Dingell argued that the FDA needed additional funding to guard against outbreaks of food-borne illness: “The amendment sees to it that Food and Drug has the resources it needs to do the job to protect the American people from bad food being imported into the United States. We are able to inspect less than 1 percent of the food coming into the United States. This is a positive risk to the American consuming public….We are here, by this amendment, giving Food and Drug the resources that it needs, some $49 million, to see to it that these imported foods and other foods are safe. This is extremely important. And while you might say, well, I don't know whether it is going to affect me, somebody in this country is going to get sick because bad food came in and because it kills people when that happens.”
Rep. Jack Kingston (R-GA) opposed the amendment: “You have 311 million Americans eating three meals a day. That's 933 million meals eaten each day. That's nearly 1 billion food consumption events in our country, which is over 360 billion meals consumed. If you do the math in going back to the 48 million food-borne illnesses, according to the USDA [United States Department of Agriculture], our food safety rate is 99.99 percent.
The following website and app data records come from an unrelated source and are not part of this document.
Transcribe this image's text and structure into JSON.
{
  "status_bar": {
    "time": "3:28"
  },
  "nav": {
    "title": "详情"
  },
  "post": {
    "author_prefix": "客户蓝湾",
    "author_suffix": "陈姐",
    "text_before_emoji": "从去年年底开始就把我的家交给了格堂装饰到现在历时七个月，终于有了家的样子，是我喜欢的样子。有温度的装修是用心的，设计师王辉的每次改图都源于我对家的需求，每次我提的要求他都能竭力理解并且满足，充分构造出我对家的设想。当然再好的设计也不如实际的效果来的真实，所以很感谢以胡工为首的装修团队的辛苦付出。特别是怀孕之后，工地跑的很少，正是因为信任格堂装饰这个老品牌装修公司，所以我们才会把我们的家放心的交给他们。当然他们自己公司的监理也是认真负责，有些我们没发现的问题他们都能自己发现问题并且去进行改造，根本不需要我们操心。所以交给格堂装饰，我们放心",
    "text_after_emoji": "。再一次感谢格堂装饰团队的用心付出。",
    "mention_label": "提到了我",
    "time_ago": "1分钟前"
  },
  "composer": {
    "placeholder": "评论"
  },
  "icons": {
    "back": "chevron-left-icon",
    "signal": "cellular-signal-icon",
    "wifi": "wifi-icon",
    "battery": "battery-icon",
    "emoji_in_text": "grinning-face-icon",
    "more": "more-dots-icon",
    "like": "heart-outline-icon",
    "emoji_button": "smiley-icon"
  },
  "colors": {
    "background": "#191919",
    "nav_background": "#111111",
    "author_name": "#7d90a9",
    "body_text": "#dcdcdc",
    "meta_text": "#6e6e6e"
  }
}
I want to address the 48 million, but what I also suggest to you is that we can spend $45 million more for FDA funding; we can spend $100 million more or we can spend $1 billion more, but I don't think you can increase this number of a 99.99 percent food safety rate…So, in these times of very tight budgets, it is very important to keep these facts in mind.”
The House rejected this amendment by a vote of 178-241. Voting “yea” were 171 Democrats and 7 Republicans. 229 Republicans and 12 Democrats voted “nay.” As a result, the House rejected an amendment that would have increased funding provided by an agriculture bill for the Food and Drug Administration (FDA) by $49 million.